··· Materials provided ···
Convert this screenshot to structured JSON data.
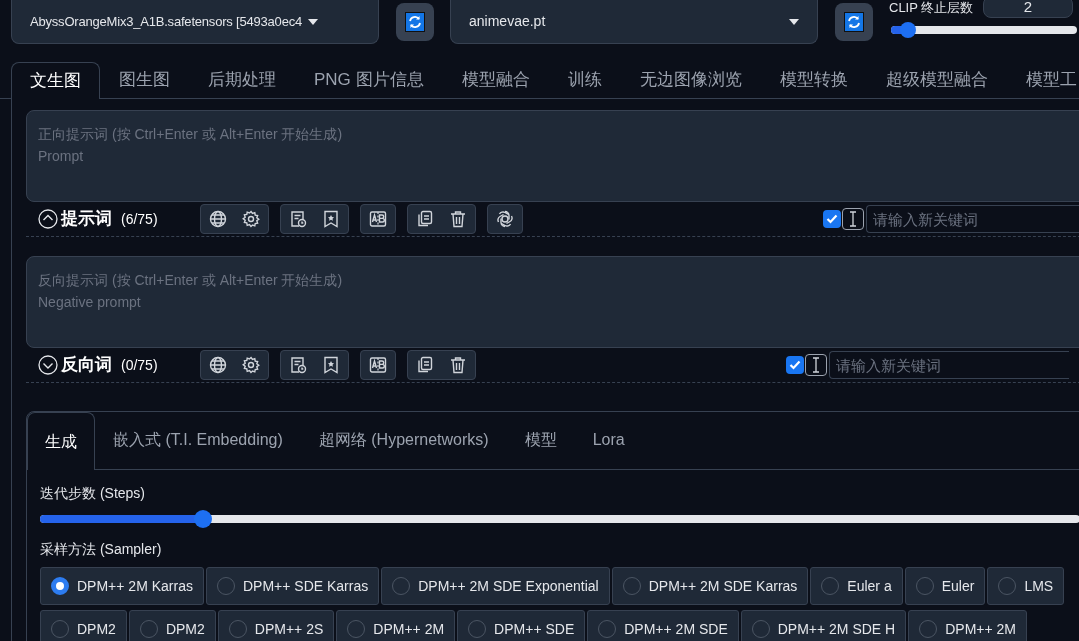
{
  "checkpoint": {
    "value": "AbyssOrangeMix3_A1B.safetensors [5493a0ec4"
  },
  "vae": {
    "value": "animevae.pt"
  },
  "clip_skip": {
    "label": "CLIP 终止层数",
    "value": "2",
    "level": 0.09
  },
  "tabs": [
    {
      "label": "文生图",
      "selected": true
    },
    {
      "label": "图生图",
      "selected": false
    },
    {
      "label": "后期处理",
      "selected": false
    },
    {
      "label": "PNG 图片信息",
      "selected": false
    },
    {
      "label": "模型融合",
      "selected": false
    },
    {
      "label": "训练",
      "selected": false
    },
    {
      "label": "无边图像浏览",
      "selected": false
    },
    {
      "label": "模型转换",
      "selected": false
    },
    {
      "label": "超级模型融合",
      "selected": false
    },
    {
      "label": "模型工",
      "selected": false
    }
  ],
  "prompts": [
    {
      "placeholder": "正向提示词 (按 Ctrl+Enter 或 Alt+Enter 开始生成)\nPrompt",
      "title": "提示词",
      "count": "(6/75)",
      "expanded": true,
      "tool_groups": [
        {
          "tools": [
            {
              "kind": "globe"
            },
            {
              "kind": "gear"
            }
          ]
        },
        {
          "tools": [
            {
              "kind": "history"
            },
            {
              "kind": "bookmark"
            }
          ]
        },
        {
          "tools": [
            {
              "kind": "ab"
            }
          ]
        },
        {
          "tools": [
            {
              "kind": "copy"
            },
            {
              "kind": "trash"
            }
          ]
        },
        {
          "tools": [
            {
              "kind": "ai"
            }
          ]
        }
      ],
      "keyword_toggle": {
        "checked": true
      },
      "keyword_field": {
        "placeholder": "请输入新关键词"
      }
    },
    {
      "placeholder": "反向提示词 (按 Ctrl+Enter 或 Alt+Enter 开始生成)\nNegative prompt",
      "title": "反向词",
      "count": "(0/75)",
      "expanded": false,
      "tool_groups": [
        {
          "tools": [
            {
              "kind": "globe"
            },
            {
              "kind": "gear"
            }
          ]
        },
        {
          "tools": [
            {
              "kind": "history"
            },
            {
              "kind": "bookmark"
            }
          ]
        },
        {
          "tools": [
            {
              "kind": "ab"
            }
          ]
        },
        {
          "tools": [
            {
              "kind": "copy"
            },
            {
              "kind": "trash"
            }
          ]
        }
      ],
      "keyword_toggle": {
        "checked": true
      },
      "keyword_field": {
        "placeholder": "请输入新关键词"
      }
    }
  ],
  "sub_tabs": [
    {
      "label": "生成",
      "selected": true
    },
    {
      "label": "嵌入式 (T.I. Embedding)",
      "selected": false
    },
    {
      "label": "超网络 (Hypernetworks)",
      "selected": false
    },
    {
      "label": "模型",
      "selected": false
    },
    {
      "label": "Lora",
      "selected": false
    }
  ],
  "steps": {
    "label": "迭代步数 (Steps)",
    "level": 0.157
  },
  "sampler": {
    "label": "采样方法 (Sampler)",
    "options": [
      {
        "label": "DPM++ 2M Karras",
        "selected": true
      },
      {
        "label": "DPM++ SDE Karras",
        "selected": false
      },
      {
        "label": "DPM++ 2M SDE Exponential",
        "selected": false
      },
      {
        "label": "DPM++ 2M SDE Karras",
        "selected": false
      },
      {
        "label": "Euler a",
        "selected": false
      },
      {
        "label": "Euler",
        "selected": false
      },
      {
        "label": "LMS",
        "selected": false
      },
      {
        "label": "DPM2",
        "selected": false
      },
      {
        "label": "DPM2",
        "selected": false
      },
      {
        "label": "DPM++ 2S",
        "selected": false
      },
      {
        "label": "DPM++ 2M",
        "selected": false
      },
      {
        "label": "DPM++ SDE",
        "selected": false
      },
      {
        "label": "DPM++ 2M SDE",
        "selected": false
      },
      {
        "label": "DPM++ 2M SDE H",
        "selected": false
      },
      {
        "label": "DPM++ 2M",
        "selected": false
      }
    ]
  }
}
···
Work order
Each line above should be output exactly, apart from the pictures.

Reply
Convert this screenshot to structured JSON data.
{
  "checkpoint": {
    "value": "AbyssOrangeMix3_A1B.safetensors [5493a0ec4"
  },
  "vae": {
    "value": "animevae.pt"
  },
  "clip_skip": {
    "label": "CLIP 终止层数",
    "value": "2",
    "level": 0.09
  },
  "tabs": [
    {
      "label": "文生图",
      "selected": true
    },
    {
      "label": "图生图",
      "selected": false
    },
    {
      "label": "后期处理",
      "selected": false
    },
    {
      "label": "PNG 图片信息",
      "selected": false
    },
    {
      "label": "模型融合",
      "selected": false
    },
    {
      "label": "训练",
      "selected": false
    },
    {
      "label": "无边图像浏览",
      "selected": false
    },
    {
      "label": "模型转换",
      "selected": false
    },
    {
      "label": "超级模型融合",
      "selected": false
    },
    {
      "label": "模型工",
      "selected": false
    }
  ],
  "prompts": [
    {
      "placeholder": "正向提示词 (按 Ctrl+Enter 或 Alt+Enter 开始生成)\nPrompt",
      "title": "提示词",
      "count": "(6/75)",
      "expanded": true,
      "tool_groups": [
        {
          "tools": [
            {
              "kind": "globe"
            },
            {
              "kind": "gear"
            }
          ]
        },
        {
          "tools": [
            {
              "kind": "history"
            },
            {
              "kind": "bookmark"
            }
          ]
        },
        {
          "tools": [
            {
              "kind": "ab"
            }
          ]
        },
        {
          "tools": [
            {
              "kind": "copy"
            },
            {
              "kind": "trash"
            }
          ]
        },
        {
          "tools": [
            {
              "kind": "ai"
            }
          ]
        }
      ],
      "keyword_toggle": {
        "checked": true
      },
      "keyword_field": {
        "placeholder": "请输入新关键词"
      }
    },
    {
      "placeholder": "反向提示词 (按 Ctrl+Enter 或 Alt+Enter 开始生成)\nNegative prompt",
      "title": "反向词",
      "count": "(0/75)",
      "expanded": false,
      "tool_groups": [
        {
          "tools": [
            {
              "kind": "globe"
            },
            {
              "kind": "gear"
            }
          ]
        },
        {
          "tools": [
            {
              "kind": "history"
            },
            {
              "kind": "bookmark"
            }
          ]
        },
        {
          "tools": [
            {
              "kind": "ab"
            }
          ]
        },
        {
          "tools": [
            {
              "kind": "copy"
            },
            {
              "kind": "trash"
            }
          ]
        }
      ],
      "keyword_toggle": {
        "checked": true
      },
      "keyword_field": {
        "placeholder": "请输入新关键词"
      }
    }
  ],
  "sub_tabs": [
    {
      "label": "生成",
      "selected": true
    },
    {
      "label": "嵌入式 (T.I. Embedding)",
      "selected": false
    },
    {
      "label": "超网络 (Hypernetworks)",
      "selected": false
    },
    {
      "label": "模型",
      "selected": false
    },
    {
      "label": "Lora",
      "selected": false
    }
  ],
  "steps": {
    "label": "迭代步数 (Steps)",
    "level": 0.157
  },
  "sampler": {
    "label": "采样方法 (Sampler)",
    "options": [
      {
        "label": "DPM++ 2M Karras",
        "selected": true
      },
      {
        "label": "DPM++ SDE Karras",
        "selected": false
      },
      {
        "label": "DPM++ 2M SDE Exponential",
        "selected": false
      },
      {
        "label": "DPM++ 2M SDE Karras",
        "selected": false
      },
      {
        "label": "Euler a",
        "selected": false
      },
      {
        "label": "Euler",
        "selected": false
      },
      {
        "label": "LMS",
        "selected": false
      },
      {
        "label": "DPM2",
        "selected": false
      },
      {
        "label": "DPM2",
        "selected": false
      },
      {
        "label": "DPM++ 2S",
        "selected": false
      },
      {
        "label": "DPM++ 2M",
        "selected": false
      },
      {
        "label": "DPM++ SDE",
        "selected": false
      },
      {
        "label": "DPM++ 2M SDE",
        "selected": false
      },
      {
        "label": "DPM++ 2M SDE H",
        "selected": false
      },
      {
        "label": "DPM++ 2M",
        "selected": false
      }
    ]
  }
}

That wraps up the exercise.